**Task description:** What you return should be each line of the data containing the string "system".

**The input:**

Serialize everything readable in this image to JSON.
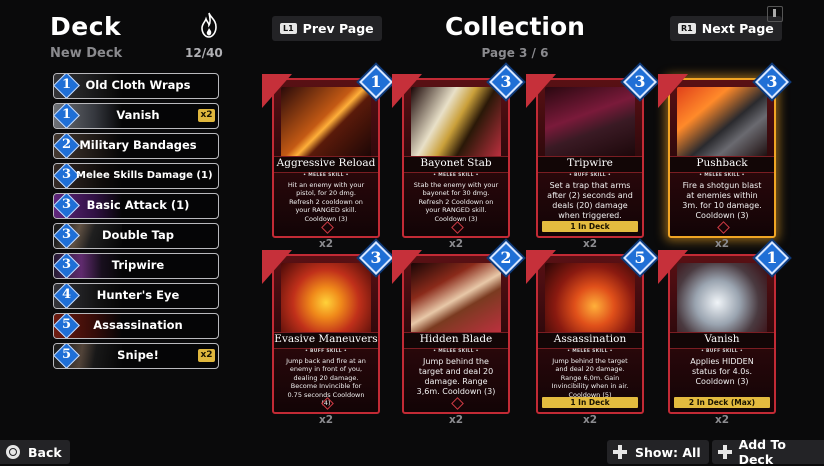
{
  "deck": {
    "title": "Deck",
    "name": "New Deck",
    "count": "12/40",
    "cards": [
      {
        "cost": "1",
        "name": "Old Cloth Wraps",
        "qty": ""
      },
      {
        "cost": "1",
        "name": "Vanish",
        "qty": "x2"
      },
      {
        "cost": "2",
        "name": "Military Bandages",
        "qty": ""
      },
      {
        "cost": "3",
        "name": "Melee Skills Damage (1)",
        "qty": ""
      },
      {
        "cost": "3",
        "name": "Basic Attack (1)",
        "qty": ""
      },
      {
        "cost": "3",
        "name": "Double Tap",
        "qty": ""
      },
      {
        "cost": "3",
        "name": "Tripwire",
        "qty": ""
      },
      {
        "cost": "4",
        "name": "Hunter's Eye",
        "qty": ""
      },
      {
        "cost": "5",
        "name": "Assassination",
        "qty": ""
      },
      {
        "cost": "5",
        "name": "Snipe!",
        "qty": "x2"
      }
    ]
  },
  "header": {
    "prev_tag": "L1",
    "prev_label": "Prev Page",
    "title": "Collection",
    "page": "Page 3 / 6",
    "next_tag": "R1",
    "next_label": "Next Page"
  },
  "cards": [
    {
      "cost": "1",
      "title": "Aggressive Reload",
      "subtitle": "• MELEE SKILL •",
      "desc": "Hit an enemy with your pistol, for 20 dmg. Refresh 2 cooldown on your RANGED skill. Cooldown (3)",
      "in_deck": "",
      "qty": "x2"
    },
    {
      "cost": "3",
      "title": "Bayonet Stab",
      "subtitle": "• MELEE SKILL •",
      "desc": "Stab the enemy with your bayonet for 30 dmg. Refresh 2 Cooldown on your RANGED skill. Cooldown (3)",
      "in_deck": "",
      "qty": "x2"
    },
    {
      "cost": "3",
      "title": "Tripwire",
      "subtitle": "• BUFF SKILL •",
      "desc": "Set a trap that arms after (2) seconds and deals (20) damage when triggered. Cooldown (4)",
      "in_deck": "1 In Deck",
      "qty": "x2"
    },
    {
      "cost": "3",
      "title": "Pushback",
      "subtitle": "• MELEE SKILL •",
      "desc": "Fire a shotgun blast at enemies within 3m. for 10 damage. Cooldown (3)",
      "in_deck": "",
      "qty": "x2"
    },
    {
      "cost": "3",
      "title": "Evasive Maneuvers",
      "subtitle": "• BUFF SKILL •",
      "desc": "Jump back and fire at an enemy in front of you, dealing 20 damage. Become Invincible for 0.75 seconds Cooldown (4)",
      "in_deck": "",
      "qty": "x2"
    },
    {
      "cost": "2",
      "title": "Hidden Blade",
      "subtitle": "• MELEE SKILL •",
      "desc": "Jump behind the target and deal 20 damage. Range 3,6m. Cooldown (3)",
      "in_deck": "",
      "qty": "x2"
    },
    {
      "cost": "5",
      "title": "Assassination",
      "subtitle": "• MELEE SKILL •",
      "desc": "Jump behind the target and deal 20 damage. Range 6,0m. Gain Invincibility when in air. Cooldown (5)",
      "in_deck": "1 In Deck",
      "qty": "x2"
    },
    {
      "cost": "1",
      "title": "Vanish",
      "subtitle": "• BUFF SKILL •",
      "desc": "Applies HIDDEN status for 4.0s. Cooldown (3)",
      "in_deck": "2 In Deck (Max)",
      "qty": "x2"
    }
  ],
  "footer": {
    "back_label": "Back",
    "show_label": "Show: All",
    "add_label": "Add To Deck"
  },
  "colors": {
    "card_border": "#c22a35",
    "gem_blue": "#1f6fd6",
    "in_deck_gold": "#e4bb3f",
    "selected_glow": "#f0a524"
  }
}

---

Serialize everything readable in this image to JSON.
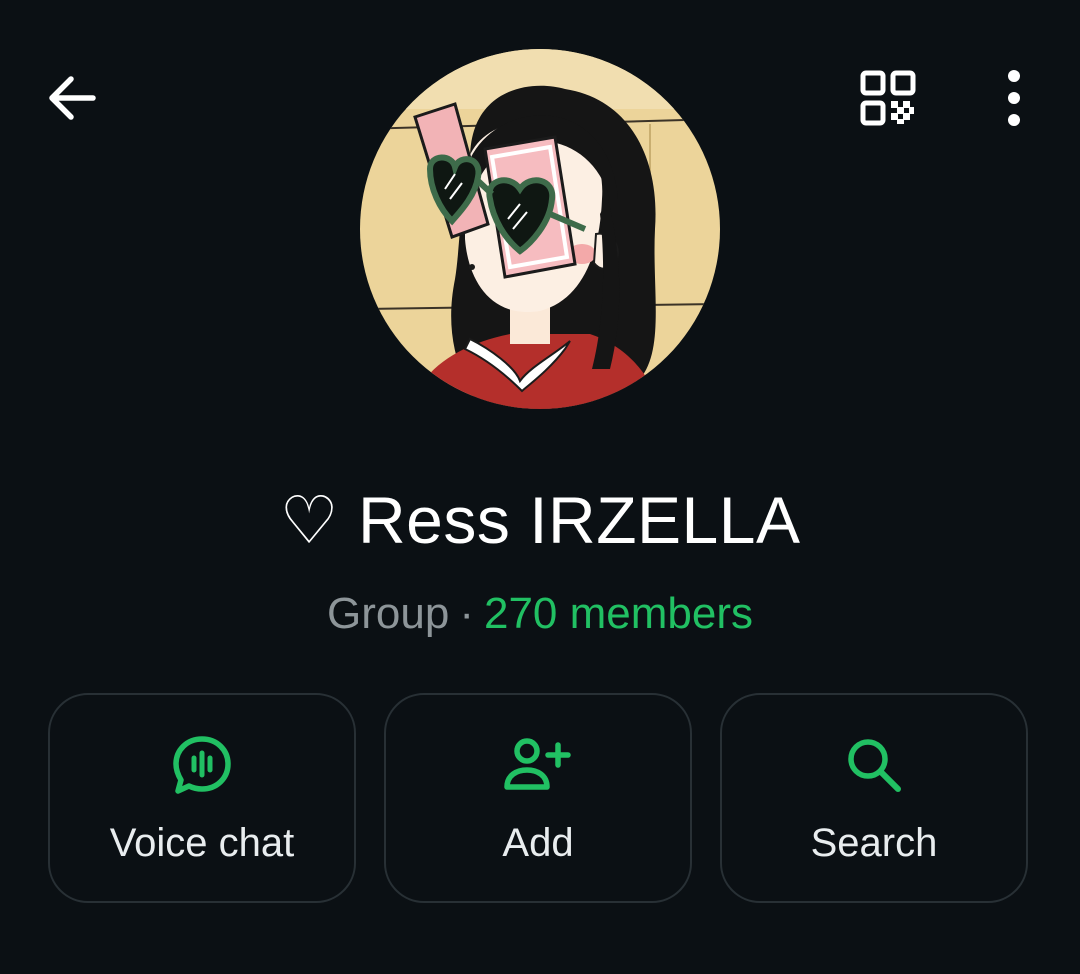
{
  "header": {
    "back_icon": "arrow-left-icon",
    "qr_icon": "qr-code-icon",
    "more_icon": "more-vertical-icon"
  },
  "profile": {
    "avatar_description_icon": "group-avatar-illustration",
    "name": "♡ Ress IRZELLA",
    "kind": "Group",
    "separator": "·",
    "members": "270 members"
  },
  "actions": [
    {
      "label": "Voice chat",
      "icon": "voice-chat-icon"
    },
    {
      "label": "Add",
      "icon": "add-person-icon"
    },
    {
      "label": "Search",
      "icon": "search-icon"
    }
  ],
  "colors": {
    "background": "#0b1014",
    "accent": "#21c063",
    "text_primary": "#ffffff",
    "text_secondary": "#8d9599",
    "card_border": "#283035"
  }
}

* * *

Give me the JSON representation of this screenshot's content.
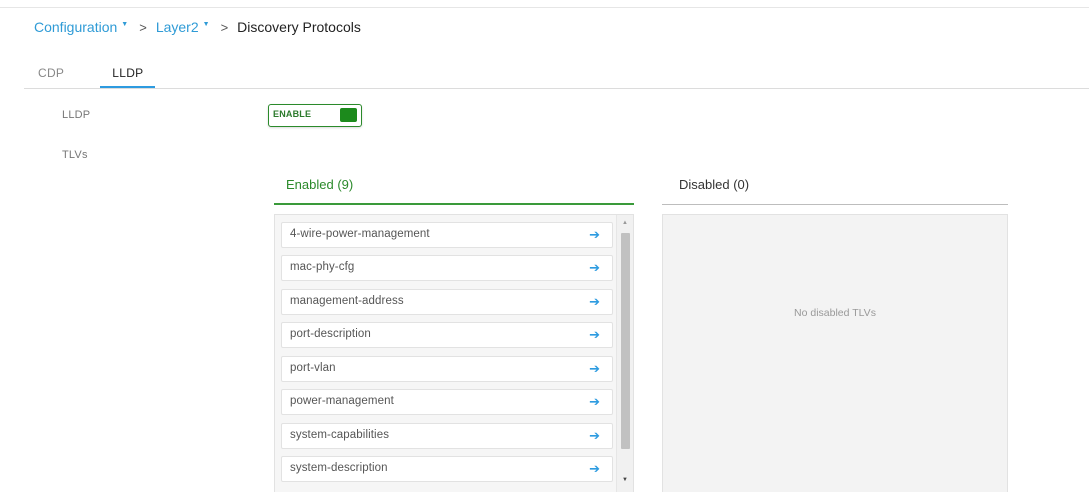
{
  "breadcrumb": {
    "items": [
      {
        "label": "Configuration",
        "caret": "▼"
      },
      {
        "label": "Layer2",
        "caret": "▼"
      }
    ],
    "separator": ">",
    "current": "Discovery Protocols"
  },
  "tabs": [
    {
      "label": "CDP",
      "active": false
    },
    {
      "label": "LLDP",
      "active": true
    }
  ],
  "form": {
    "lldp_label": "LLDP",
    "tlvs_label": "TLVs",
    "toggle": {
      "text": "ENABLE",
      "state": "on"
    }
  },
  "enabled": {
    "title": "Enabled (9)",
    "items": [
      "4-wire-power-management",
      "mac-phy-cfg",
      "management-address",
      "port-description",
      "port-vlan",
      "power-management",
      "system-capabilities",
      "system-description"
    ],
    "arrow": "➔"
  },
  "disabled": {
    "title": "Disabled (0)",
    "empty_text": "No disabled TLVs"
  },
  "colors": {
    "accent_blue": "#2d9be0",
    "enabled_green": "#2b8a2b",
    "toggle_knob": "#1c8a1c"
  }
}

**Answer box:**
      "system-capabilities",
      "system-description"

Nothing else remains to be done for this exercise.